Healing in His Wings by Ariel Tachna
Publisher: Dreamspinner Press
Length: Short Story (123 pgs)
Other: M/M, anal sex
Rating: 3.5 cherries
Reviewed by Phlox
When the Starfire is struck by a mysterious and deadly plague, the captain and crew have no choice but to throw themselves on the mercy of the healers of a nearby, uncharted planet. First Officer Ryan Nelson accompanies the sickest patients to the planet’s surface, where he is put under the supervision of Juo-ta-ri, an apprentice to one of the healers who is helping the crew. The two have barely begun to explore the chemistry between them when Ryan’s body betrays him and he falls ill as well. Now it’s a race against time to see if Juo can bring the fever down before Ryan’s hallucinations kill him.
A beautiful, gentle male who wraps you in his wings as medical intervention – if only every procedure could be like this. Healing in His Wings is, I believe, Ms. Tachna’s first foray into Sci-Fi Romance and it is a sweet and soft one. There are no blasters here, no space pirates, no desperate interstellar runs to outrace whatever needs to be, no warlords, no violence of any kind. It’s almost hushed in tone, so the reader can hear the rustling of those beautiful wings.

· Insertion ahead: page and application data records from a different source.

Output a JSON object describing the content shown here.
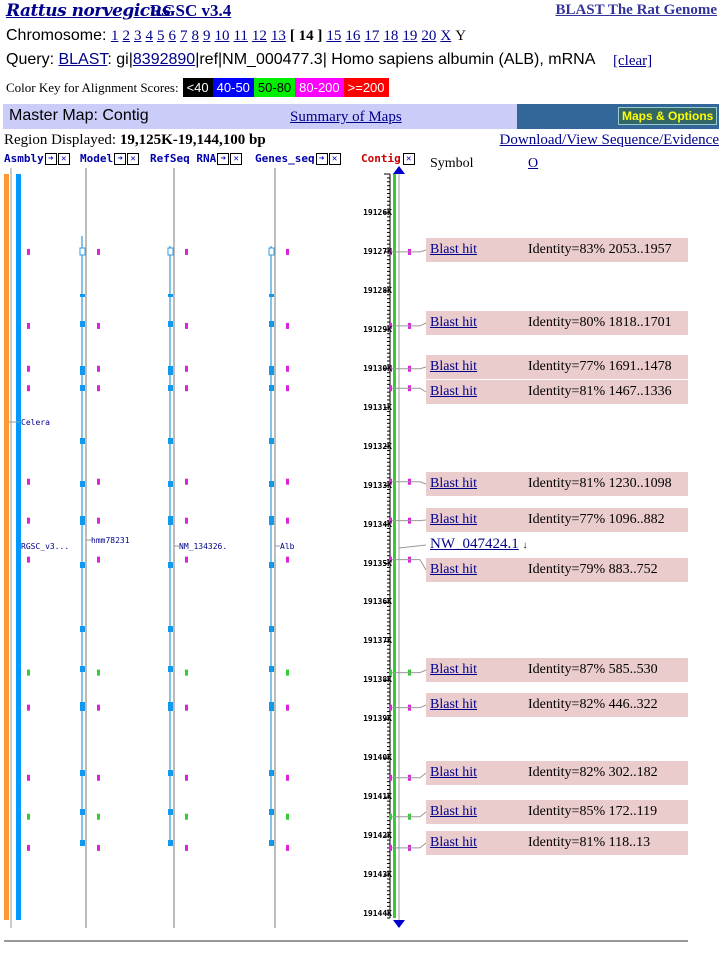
{
  "header": {
    "species": "Rattus norvegicus",
    "assembly": "RGSC v3.4",
    "blast_link": "BLAST The Rat Genome"
  },
  "chromosome": {
    "label": "Chromosome:",
    "items": [
      "1",
      "2",
      "3",
      "4",
      "5",
      "6",
      "7",
      "8",
      "9",
      "10",
      "11",
      "12",
      "13",
      "[ 14 ]",
      "15",
      "16",
      "17",
      "18",
      "19",
      "20",
      "X",
      "Y"
    ],
    "current": "[ 14 ]"
  },
  "query": {
    "label": "Query:",
    "blast": "BLAST",
    "sep1": ": gi|",
    "gi": "8392890",
    "rest": "|ref|NM_000477.3| Homo sapiens albumin (ALB), mRNA",
    "clear": "[clear]"
  },
  "color_key": {
    "label": "Color Key for Alignment Scores:",
    "items": [
      {
        "text": "<40",
        "bg": "#000000",
        "fg": "#ffffff"
      },
      {
        "text": "40-50",
        "bg": "#0000ff",
        "fg": "#ffffff"
      },
      {
        "text": "50-80",
        "bg": "#00ee00",
        "fg": "#000000"
      },
      {
        "text": "80-200",
        "bg": "#ff00ff",
        "fg": "#ffffff"
      },
      {
        "text": ">=200",
        "bg": "#ff0000",
        "fg": "#ffffff"
      }
    ]
  },
  "master_map": {
    "title": "Master Map: Contig",
    "summary_link": "Summary of Maps",
    "options_button": "Maps & Options"
  },
  "region": {
    "label": "Region Displayed:",
    "value": "19,125K-19,144,100 bp",
    "download_link": "Download/View Sequence/Evidence"
  },
  "tracks": [
    {
      "name": "Asmbly",
      "labels": [
        "Celera",
        "RGSC_v3..."
      ]
    },
    {
      "name": "Model",
      "labels": [
        "hmm78231"
      ]
    },
    {
      "name": "RefSeq RNA",
      "labels": [
        "NM_134326."
      ]
    },
    {
      "name": "Genes_seq",
      "labels": [
        "Alb"
      ]
    }
  ],
  "contig": {
    "name": "Contig",
    "symbol_header": "Symbol",
    "o_link": "O",
    "ruler_start_k": 19125,
    "ruler_end_k": 19144.1,
    "tick_labels": [
      "19126K",
      "19127K",
      "19128K",
      "19129K",
      "19130K",
      "19131K",
      "19132K",
      "19133K",
      "19134K",
      "19135K",
      "19136K",
      "19137K",
      "19138K",
      "19139K",
      "19140K",
      "19141K",
      "19142K",
      "19143K",
      "19144K"
    ],
    "contig_label": "NW_047424.1",
    "contig_pos_k": 19134.6
  },
  "hits": [
    {
      "link": "Blast hit",
      "identity": "Identity=83% 2053..1957",
      "pos_k": 19127.0,
      "color": "magenta"
    },
    {
      "link": "Blast hit",
      "identity": "Identity=80% 1818..1701",
      "pos_k": 19128.9,
      "color": "magenta"
    },
    {
      "link": "Blast hit",
      "identity": "Identity=77% 1691..1478",
      "pos_k": 19130.0,
      "color": "magenta"
    },
    {
      "link": "Blast hit",
      "identity": "Identity=81% 1467..1336",
      "pos_k": 19130.5,
      "color": "magenta"
    },
    {
      "link": "Blast hit",
      "identity": "Identity=81% 1230..1098",
      "pos_k": 19132.9,
      "color": "magenta"
    },
    {
      "link": "Blast hit",
      "identity": "Identity=77% 1096..882",
      "pos_k": 19133.9,
      "color": "magenta"
    },
    {
      "link": "Blast hit",
      "identity": "Identity=79% 883..752",
      "pos_k": 19134.9,
      "color": "magenta"
    },
    {
      "link": "Blast hit",
      "identity": "Identity=87% 585..530",
      "pos_k": 19137.8,
      "color": "green"
    },
    {
      "link": "Blast hit",
      "identity": "Identity=82% 446..322",
      "pos_k": 19138.7,
      "color": "magenta"
    },
    {
      "link": "Blast hit",
      "identity": "Identity=82% 302..182",
      "pos_k": 19140.5,
      "color": "magenta"
    },
    {
      "link": "Blast hit",
      "identity": "Identity=85% 172..119",
      "pos_k": 19141.5,
      "color": "green"
    },
    {
      "link": "Blast hit",
      "identity": "Identity=81% 118..13",
      "pos_k": 19142.3,
      "color": "magenta"
    }
  ]
}
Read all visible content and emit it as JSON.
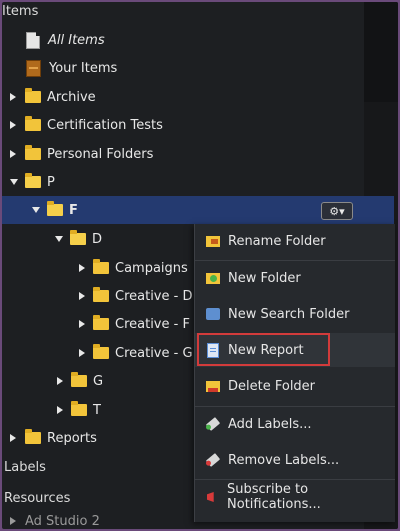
{
  "tree": {
    "items_header": "Items",
    "all_items": "All Items",
    "your_items": "Your Items",
    "archive": "Archive",
    "certification_tests": "Certification Tests",
    "personal_folders": "Personal Folders",
    "p": "P",
    "f": "F",
    "d": "D",
    "campaigns": "Campaigns",
    "creative_d": "Creative - D",
    "creative_f": "Creative - F",
    "creative_g": "Creative - G",
    "g": "G",
    "t": "T",
    "reports": "Reports",
    "labels_header": "Labels",
    "resources_header": "Resources",
    "ad_studio": "Ad Studio 2"
  },
  "gear_button": {
    "label": "⚙▾"
  },
  "context_menu": {
    "rename_folder": "Rename Folder",
    "new_folder": "New Folder",
    "new_search_folder": "New Search Folder",
    "new_report": "New Report",
    "delete_folder": "Delete Folder",
    "add_labels": "Add Labels...",
    "remove_labels": "Remove Labels...",
    "subscribe": "Subscribe to Notifications..."
  },
  "colors": {
    "selection": "#243a70",
    "folder": "#f2c43a",
    "highlight_box": "#d23b3b"
  },
  "icons": [
    "document-icon",
    "cabinet-icon",
    "folder-icon",
    "gear-icon",
    "rename-folder-icon",
    "new-folder-icon",
    "search-folder-icon",
    "report-icon",
    "delete-folder-icon",
    "add-label-icon",
    "remove-label-icon",
    "subscribe-icon"
  ]
}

From a romance standpoint, it is a touching story of two hearts finding each other despite the long odds of hailing from a galaxy apart. Ryan comes to the planet with a badly wounded heart and a ship full of mortally ill shipmates. Juo-ta, restless and curious, and not quite certain why, doesn’t realize how lonely he has been until the alien ship arrives. Their slow, careful courtship is a lovely dance until Ryan falls ill as well, and then it takes on a desperate poignancy.

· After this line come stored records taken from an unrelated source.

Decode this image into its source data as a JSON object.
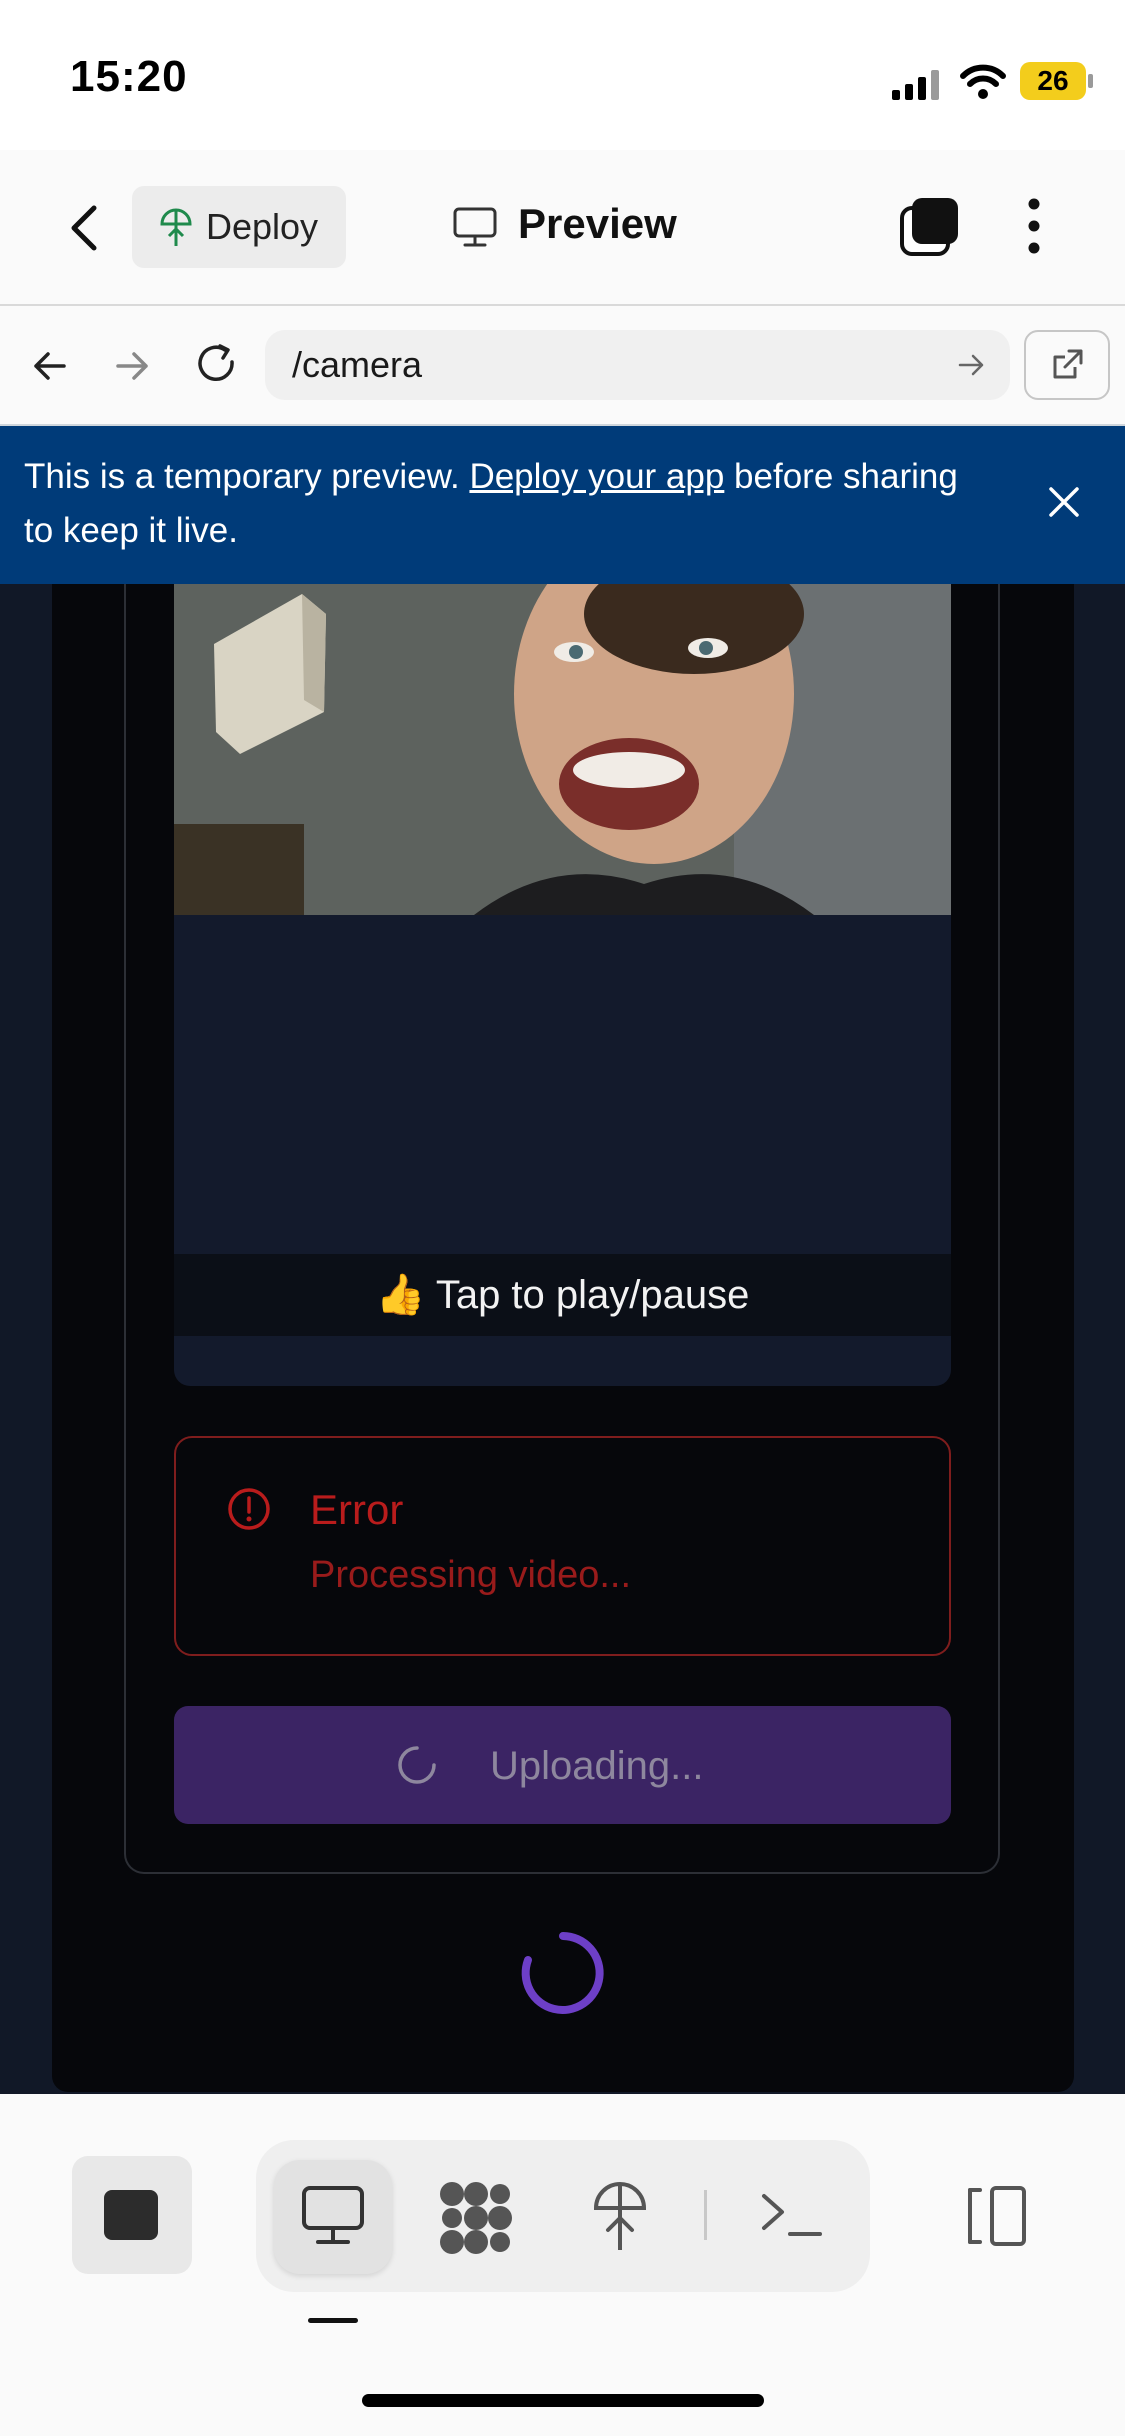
{
  "status_bar": {
    "time": "15:20",
    "battery": "26"
  },
  "header": {
    "deploy_label": "Deploy",
    "title": "Preview"
  },
  "browser": {
    "url": "/camera"
  },
  "banner": {
    "text_before": "This is a temporary preview. ",
    "link_text": "Deploy your app",
    "text_after": " before sharing to keep it live."
  },
  "video": {
    "hint": "👍 Tap to play/pause"
  },
  "error": {
    "title": "Error",
    "message": "Processing video..."
  },
  "upload_button": {
    "label": "Uploading..."
  },
  "colors": {
    "banner": "#003b79",
    "error": "#b91c1c",
    "upload_button": "#3b2464",
    "spinner": "#6d3fc7"
  }
}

While this is truly Space Opera, a story with the trappings of Science Fiction but without the science-driven plot, I do feel that the Sci-Fi portion of the story falls a little short. It was difficult to get a good read on the alien culture and, perhaps, some more time could have been spent in the background constructing a culture less familiar to us. I saw too many Earth-like objects and reactions for a non-human culture (beds and showers, hospitals and restaurants with menus, and so on.) We never see family or social structures on this planet, never know if Juo-ta has parents or how he feels about them. The alien biology is a little sketchy as well, with Petari males identical to human males in every anatomical detail except the wings. Aside from the xenology aspects, some consideration of disease vectors and processes would have made the plot more convincing and complete. I became stuck on the fact that the crew contracts this virus off planet in some unknown way, but the virus seems to be native to a planet they have never visited previously and where the natives don’t engage in interplanetary exploration or trade. Space Opera or not, these things can be quite distracting for an avid SF reader.

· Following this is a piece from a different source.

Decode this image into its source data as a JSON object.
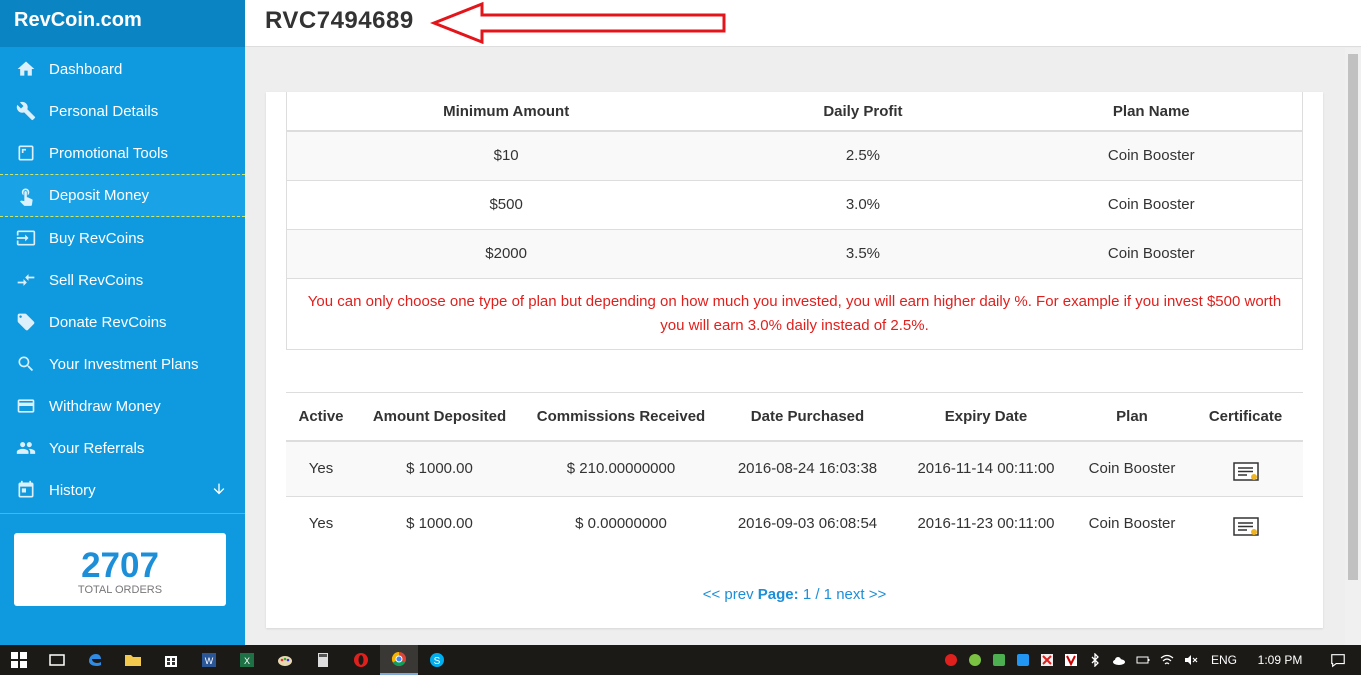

On the whole, though, this is a charming read, a good break from high-stakes drama and convoluted plots. Distilled to its basic essence, this is a story of two hearts discovering each other and learning that love is possible even across the greatest divide. And, honestly, isn’t that the very heart of romance?